Figure 4.
Figure 4.
Activation of NF-κB in RAW264.7 cells infected with SeV 4C(–). (a, b) Cells were mock-infected or infected with wt or SeV 4C(–) at MOI 5. Culture media were collected 5 h (a) and 24 h (b) thereafter and assayed for TNF-α and IL-6, whereas cells were harvested at 5 h (d) and 24 h (c) and immunoblotted with Abs to phosphorylated p65, p65, and COX-2. (e) Cells were mock-treated or treated with Bay 11-7082. (Bay) for 30 min and then infected with SeV 4C(–) at MOI 5 for 24 h. Culture media were then assayed for nitrite (upper panel), whereas cells were immunoblotted with rabbit serum against SeV (lower panel). Viral proteins P, N, and M are marked in the lower panel. *P < 0.01 vs infection with wtSeV (a, b) or vs mock treatment with Bay (e). COX-2: cyclooxygenase-2; SeV: Sendai virus; wt: wild type.
Figure 5.
Figure 5.
Effect of influenza virus NS1 on NO production induced by SeV 4C(–). (a) RAW264.7 cells were mock-infected or infected with wt or SeV 4C(–) at MOI 5. At 4 h postinfection, cells were mock-treated or treated with 100 ng/ml LPS, harvested 24 h (a) thereafter, and immunoblotted using Abs to COX-2. (b) RAW264.7 cells stably expressing Flag-tagged NS1 (RAW-NS1) were immunoblotted with anti-Flag Ab. (c, d) RAW264.7 cells stably transfected with the empty vector (RAW-empty) or the vector expressing NS1 protein (RAW-NS1) were mock-infected or infected with SeV 4C(–) at MOI 5. Culture media (c) and cells (d) were collected 24 h postinfection and assayed for nitrite and iNOS, respectively. *P < 0.01 vs cells stably transfected with the empty vector (RAW-empty). COX-2: cyclooxygenase-2; NS1: nonstructural protein 1; SeV: Sendai virus; wt: wild type.

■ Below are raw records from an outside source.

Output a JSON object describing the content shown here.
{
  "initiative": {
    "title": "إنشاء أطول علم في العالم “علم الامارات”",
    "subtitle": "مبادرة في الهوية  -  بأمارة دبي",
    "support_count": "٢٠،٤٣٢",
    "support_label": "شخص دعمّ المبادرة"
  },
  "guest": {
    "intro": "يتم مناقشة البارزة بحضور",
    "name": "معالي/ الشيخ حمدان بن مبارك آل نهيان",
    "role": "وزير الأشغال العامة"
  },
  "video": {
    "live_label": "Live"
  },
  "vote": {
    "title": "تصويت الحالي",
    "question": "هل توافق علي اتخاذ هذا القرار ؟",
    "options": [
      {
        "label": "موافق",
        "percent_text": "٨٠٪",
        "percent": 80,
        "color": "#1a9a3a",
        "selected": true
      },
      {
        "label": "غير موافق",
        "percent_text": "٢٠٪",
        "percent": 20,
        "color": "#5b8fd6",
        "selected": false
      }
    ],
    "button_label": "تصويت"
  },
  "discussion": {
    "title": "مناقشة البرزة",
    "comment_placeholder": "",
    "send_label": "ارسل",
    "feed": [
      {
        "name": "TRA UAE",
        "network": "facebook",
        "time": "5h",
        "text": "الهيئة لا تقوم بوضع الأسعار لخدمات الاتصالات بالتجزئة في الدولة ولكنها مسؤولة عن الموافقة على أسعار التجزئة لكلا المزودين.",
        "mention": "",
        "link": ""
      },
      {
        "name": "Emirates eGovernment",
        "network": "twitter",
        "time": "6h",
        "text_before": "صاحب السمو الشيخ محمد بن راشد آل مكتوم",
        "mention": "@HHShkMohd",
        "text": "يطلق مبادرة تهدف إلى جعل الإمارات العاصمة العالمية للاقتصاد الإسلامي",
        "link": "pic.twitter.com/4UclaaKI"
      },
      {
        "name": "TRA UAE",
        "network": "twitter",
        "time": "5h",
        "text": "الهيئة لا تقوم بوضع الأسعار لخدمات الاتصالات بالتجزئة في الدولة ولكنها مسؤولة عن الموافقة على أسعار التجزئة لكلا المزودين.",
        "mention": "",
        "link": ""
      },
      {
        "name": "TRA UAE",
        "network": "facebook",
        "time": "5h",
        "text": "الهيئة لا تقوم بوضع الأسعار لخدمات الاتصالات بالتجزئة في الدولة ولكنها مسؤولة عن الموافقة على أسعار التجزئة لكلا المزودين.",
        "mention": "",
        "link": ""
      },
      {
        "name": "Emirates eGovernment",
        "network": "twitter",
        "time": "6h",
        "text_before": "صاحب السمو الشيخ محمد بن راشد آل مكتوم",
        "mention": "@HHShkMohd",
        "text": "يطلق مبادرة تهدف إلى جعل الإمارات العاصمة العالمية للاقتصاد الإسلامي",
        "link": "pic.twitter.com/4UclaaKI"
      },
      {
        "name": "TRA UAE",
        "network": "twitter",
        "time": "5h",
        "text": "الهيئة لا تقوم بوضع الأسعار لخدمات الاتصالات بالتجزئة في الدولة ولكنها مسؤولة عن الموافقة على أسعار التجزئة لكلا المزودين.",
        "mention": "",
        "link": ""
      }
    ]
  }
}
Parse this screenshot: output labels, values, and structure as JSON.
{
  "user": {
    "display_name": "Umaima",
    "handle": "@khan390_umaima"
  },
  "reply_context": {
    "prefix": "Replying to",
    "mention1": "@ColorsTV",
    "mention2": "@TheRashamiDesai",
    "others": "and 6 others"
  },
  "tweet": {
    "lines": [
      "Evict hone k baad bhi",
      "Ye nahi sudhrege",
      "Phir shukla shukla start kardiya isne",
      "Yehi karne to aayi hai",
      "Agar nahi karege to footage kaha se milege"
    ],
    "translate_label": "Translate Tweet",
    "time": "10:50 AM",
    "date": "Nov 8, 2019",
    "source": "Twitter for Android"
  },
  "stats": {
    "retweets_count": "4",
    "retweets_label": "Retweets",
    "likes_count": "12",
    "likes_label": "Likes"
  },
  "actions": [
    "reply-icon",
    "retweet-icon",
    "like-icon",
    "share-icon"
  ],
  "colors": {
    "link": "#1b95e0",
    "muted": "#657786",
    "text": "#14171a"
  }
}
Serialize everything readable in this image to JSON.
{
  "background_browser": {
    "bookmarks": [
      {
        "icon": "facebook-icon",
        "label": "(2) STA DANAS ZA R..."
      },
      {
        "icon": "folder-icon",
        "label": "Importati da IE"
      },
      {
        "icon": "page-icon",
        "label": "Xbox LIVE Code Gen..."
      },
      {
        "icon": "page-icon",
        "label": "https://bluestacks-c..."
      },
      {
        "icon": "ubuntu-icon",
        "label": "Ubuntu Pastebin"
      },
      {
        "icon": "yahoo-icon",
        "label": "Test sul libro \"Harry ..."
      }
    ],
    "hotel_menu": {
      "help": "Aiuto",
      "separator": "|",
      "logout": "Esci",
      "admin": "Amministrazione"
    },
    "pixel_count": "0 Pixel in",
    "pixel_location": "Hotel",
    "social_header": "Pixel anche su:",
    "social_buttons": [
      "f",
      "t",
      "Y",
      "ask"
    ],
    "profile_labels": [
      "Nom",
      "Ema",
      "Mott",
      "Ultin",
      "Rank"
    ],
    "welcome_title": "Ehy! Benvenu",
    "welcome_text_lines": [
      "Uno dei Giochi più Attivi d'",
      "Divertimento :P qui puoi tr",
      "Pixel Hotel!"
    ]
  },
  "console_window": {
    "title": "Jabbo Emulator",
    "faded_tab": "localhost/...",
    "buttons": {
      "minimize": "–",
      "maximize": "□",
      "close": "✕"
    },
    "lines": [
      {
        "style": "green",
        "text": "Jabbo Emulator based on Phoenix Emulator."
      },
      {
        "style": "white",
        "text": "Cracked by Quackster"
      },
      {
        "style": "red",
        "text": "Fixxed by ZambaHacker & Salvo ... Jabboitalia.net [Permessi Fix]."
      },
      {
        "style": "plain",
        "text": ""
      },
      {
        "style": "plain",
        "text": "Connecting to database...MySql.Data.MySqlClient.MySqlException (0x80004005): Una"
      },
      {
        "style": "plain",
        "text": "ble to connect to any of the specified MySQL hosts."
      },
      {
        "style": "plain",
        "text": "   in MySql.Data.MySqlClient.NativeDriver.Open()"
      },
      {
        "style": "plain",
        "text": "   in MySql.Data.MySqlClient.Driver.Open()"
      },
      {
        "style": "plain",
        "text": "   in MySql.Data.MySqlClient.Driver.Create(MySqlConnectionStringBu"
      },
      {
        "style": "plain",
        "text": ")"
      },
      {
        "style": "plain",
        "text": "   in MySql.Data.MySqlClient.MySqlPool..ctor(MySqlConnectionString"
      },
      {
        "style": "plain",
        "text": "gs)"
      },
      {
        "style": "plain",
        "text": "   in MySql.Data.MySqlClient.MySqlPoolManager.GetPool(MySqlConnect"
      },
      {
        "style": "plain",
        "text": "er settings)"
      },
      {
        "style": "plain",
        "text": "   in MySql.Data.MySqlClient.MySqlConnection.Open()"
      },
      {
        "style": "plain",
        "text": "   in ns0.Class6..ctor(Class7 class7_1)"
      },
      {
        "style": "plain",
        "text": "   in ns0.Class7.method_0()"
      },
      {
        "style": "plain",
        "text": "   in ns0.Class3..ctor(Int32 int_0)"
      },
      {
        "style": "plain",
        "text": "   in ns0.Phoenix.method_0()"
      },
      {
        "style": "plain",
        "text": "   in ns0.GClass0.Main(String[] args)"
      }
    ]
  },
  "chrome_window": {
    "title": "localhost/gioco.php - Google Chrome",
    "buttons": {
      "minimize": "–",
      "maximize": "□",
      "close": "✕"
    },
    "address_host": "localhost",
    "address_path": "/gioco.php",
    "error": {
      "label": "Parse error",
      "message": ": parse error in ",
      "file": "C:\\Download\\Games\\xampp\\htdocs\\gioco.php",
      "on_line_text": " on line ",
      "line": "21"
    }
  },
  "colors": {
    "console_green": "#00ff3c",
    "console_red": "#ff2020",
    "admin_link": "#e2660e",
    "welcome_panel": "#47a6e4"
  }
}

Similar articles

See all similar articles

References

    1. Vareille M, Kieninger E, Edwards MR, et al. The airway epithelium: Soldier in the fight against respiratory viruses. Clin Microbiol Rev 2011; 24: 210–229. - PMC - PubMed
    1. Villalón-Letelier F, Brooks AG, Saunders PM, et al. Host cell restriction factors that limit influenza A infection. Viruses 2017; 9. - PMC - PubMed
    1. Cline TD, Beck D, Bianchini E. Influenza virus replication in macrophages: Balancing protection and pathogenesis. J Gen Virol 2017; 98: 2401–2412. - PMC - PubMed
    1. Regev-Shoshani G, Vimalanathan S, McMullin B, et al. Gaseous nitric oxide reduces influenza infectivity in vitro. Nitric Oxide 2013; 31: 48–53. - PubMed
    1. Abdul-Cader MS, Amarasinghe A, Abdul-Careem MF. Activation of toll-like receptor signaling pathways leading to nitric oxide-mediated antiviral responses. Arch Virol 2016; 161: 2075–2086. - PubMed

Publication types

MeSH terms

LinkOut - more resources

Feedback